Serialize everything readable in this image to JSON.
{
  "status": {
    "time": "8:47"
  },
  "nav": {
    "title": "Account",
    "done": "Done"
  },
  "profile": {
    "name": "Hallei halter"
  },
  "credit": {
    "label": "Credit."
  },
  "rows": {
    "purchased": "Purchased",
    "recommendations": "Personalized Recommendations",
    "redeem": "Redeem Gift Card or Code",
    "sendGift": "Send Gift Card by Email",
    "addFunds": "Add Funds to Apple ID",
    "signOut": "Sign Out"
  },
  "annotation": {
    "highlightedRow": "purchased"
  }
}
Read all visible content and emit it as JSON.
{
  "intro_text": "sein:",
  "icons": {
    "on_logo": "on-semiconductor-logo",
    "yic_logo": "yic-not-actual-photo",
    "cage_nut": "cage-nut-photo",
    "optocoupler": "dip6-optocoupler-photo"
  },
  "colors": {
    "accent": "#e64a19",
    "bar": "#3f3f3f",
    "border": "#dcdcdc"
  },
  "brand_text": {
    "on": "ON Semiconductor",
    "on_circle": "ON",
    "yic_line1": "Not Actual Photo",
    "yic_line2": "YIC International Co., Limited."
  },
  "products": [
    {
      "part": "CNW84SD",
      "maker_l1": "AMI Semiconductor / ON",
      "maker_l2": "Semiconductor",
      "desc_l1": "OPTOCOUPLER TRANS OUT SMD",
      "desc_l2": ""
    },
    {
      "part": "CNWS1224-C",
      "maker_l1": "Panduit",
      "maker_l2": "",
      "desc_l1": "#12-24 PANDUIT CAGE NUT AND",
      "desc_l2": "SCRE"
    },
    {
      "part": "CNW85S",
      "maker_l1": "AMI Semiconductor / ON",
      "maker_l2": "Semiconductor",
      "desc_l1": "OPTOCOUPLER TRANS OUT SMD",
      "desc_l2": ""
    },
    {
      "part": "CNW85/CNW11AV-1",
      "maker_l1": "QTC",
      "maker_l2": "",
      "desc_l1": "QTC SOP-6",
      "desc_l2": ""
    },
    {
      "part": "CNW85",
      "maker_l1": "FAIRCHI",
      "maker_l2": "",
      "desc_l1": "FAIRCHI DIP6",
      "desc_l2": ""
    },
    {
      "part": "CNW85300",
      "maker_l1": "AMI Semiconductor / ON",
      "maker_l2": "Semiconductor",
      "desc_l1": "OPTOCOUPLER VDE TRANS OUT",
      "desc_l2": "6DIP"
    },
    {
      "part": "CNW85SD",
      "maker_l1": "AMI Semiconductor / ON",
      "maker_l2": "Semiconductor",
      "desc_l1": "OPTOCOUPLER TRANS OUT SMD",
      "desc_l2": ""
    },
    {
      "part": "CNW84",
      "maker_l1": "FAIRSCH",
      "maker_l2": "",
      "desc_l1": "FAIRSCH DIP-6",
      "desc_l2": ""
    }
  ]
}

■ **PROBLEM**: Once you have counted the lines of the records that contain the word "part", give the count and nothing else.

■ **EXERCISE SOLUTION**: 8